In the century following Einstein's ultimate formulation in 1915, the general theory of relativity has evolved from a revolutionary mathematical theory with limited contact with the empirical world to an observationally and experimentally based cornerstone of modern physics and cosmology. This momentous shift started around the mid-1950s. While in the previous decades general relativity was perceived as a highly formalistic subject involving only few theorists, by the mid-1960s Einstein’s theory has become an extremely vital research stream of theoretical physics, at the same time sparking entirely novel fields such as relativistic astrophysics – a process that came to be known as “renaissance of general relativity.” The revitalization of general relativity, moreover, crossed the boundaries of science, and had a large social impact as well as a significant influence on philosophical debates.
In occasion of the 100th anniversary of Einstein's formulation of general relativity in Berlin, the Max Planck Institute for the History of Science promotes a conference, which aims at exploring the overall process related to the renaissance of general relativity as well as the various ways through which this process affected different branches of theoretical and experimental physics in the second half of the twentieth century.

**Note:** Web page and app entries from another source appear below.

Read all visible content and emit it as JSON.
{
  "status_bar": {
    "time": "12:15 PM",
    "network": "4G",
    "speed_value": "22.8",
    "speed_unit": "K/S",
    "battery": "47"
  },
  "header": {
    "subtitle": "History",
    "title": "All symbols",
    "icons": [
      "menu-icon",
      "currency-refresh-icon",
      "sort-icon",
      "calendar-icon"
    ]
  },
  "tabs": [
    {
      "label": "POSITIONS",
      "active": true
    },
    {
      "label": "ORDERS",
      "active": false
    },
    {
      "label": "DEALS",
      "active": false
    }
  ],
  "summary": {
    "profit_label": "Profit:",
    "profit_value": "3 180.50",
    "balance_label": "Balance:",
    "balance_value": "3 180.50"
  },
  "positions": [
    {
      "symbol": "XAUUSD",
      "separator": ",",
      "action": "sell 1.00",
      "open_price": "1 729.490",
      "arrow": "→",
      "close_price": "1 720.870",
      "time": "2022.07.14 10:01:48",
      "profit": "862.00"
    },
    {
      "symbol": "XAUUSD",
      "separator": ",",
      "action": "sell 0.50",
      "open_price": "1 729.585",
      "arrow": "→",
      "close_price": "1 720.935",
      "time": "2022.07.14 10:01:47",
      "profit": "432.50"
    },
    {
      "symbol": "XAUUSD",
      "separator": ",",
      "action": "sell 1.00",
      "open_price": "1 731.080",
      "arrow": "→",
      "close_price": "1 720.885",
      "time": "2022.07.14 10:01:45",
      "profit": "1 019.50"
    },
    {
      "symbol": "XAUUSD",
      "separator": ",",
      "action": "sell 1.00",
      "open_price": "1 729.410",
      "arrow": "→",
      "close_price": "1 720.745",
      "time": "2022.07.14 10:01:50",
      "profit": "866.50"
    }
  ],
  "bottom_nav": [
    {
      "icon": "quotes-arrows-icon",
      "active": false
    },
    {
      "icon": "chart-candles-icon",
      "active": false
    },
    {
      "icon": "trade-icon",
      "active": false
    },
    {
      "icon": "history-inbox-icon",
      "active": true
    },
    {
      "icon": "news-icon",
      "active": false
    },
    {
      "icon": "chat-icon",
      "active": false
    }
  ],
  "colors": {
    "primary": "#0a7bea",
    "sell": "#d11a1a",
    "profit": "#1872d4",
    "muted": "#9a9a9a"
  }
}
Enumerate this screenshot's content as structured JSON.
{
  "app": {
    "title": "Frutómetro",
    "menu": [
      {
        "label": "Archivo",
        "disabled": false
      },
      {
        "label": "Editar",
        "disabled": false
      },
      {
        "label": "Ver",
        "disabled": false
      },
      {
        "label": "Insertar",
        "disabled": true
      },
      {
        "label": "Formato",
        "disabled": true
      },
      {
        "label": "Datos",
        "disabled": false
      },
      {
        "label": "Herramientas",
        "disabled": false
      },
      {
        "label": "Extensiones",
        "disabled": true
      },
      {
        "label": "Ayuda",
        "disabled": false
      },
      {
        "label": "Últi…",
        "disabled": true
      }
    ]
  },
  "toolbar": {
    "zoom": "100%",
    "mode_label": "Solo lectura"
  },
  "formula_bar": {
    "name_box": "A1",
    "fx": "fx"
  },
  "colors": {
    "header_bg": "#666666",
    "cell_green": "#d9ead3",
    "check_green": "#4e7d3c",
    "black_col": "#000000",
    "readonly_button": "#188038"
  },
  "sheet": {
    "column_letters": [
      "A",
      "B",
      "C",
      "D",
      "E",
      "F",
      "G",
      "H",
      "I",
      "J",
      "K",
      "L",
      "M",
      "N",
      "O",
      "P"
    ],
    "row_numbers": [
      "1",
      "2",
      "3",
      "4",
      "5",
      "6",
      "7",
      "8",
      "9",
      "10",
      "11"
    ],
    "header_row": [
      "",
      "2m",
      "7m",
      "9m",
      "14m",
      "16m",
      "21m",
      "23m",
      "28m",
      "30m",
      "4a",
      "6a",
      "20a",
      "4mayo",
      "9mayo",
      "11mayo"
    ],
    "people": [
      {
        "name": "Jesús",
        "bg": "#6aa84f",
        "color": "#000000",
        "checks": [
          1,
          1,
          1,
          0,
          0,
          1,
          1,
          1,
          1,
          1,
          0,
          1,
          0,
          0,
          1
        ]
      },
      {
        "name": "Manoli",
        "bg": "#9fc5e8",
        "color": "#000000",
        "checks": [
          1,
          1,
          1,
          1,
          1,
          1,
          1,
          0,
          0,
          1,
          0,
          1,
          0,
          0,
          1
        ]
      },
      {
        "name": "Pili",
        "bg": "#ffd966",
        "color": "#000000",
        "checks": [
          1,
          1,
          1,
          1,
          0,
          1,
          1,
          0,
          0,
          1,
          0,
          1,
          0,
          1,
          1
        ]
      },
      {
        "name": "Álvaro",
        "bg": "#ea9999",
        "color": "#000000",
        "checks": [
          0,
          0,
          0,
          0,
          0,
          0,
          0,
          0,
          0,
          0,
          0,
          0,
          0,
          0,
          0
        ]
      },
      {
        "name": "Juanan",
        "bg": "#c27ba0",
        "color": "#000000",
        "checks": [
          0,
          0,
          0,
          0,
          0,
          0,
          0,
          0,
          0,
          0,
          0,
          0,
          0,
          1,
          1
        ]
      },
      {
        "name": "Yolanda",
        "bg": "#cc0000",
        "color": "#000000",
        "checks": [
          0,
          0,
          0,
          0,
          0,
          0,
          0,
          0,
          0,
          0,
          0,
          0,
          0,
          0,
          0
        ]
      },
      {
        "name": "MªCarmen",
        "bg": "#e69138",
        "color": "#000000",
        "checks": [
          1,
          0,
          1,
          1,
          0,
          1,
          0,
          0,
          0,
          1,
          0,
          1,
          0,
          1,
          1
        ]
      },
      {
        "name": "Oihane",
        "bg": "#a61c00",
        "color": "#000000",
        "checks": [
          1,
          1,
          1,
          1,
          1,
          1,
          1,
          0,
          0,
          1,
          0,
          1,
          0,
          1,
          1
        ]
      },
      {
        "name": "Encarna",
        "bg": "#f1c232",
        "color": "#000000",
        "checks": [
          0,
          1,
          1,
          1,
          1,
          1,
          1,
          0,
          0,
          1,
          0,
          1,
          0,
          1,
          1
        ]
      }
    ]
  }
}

The organizers believe that deeper insights into the historical dynamics can be attained in joining historians, philosophers, and physicists in dialogue. Topics will include the mathematical and conceptual evolution of the theory, social and geo-political considerations, co-evolution with quantum mechanics and elementary particle physics, incorporation of relativistic astrophysics, history of cosmology, history of numerical relativity, history of gravitational waves, history of quantum gravity, history of institutions devoted to gravitational research, philosophical issues.
The first day (Wednesday December 2) will be a joint event with the Max Planck Institute for Gravitational Physics (or Albert Einstein Institute) with talks about the past, present and future of General Relativity. Before the historical conference, the Albert Einstein Institute will host a physics conference (November 30-December 1) devoted to a review of recent development and future perspectives for General Relativity and its connection to particle physics, cosmology and astrophysics.
Local Organizing Committee
Alexander Blum, Max Planck Institute for the History of Science
Roberto Lalli, Max Planck Institute for the History of Science
Jürgen Renn, Max Planck Institute for the History of Science
Diana Kormos-Buchwald, Einstein Paper Project, Caltech
The preliminary program for the MPIWG conference can be viewed here.
Harnack Haus Conference Venue of the Max Planck Society
The conference is not open to the public. Only invited participants will be admitted.
For further information please send an e-mail to: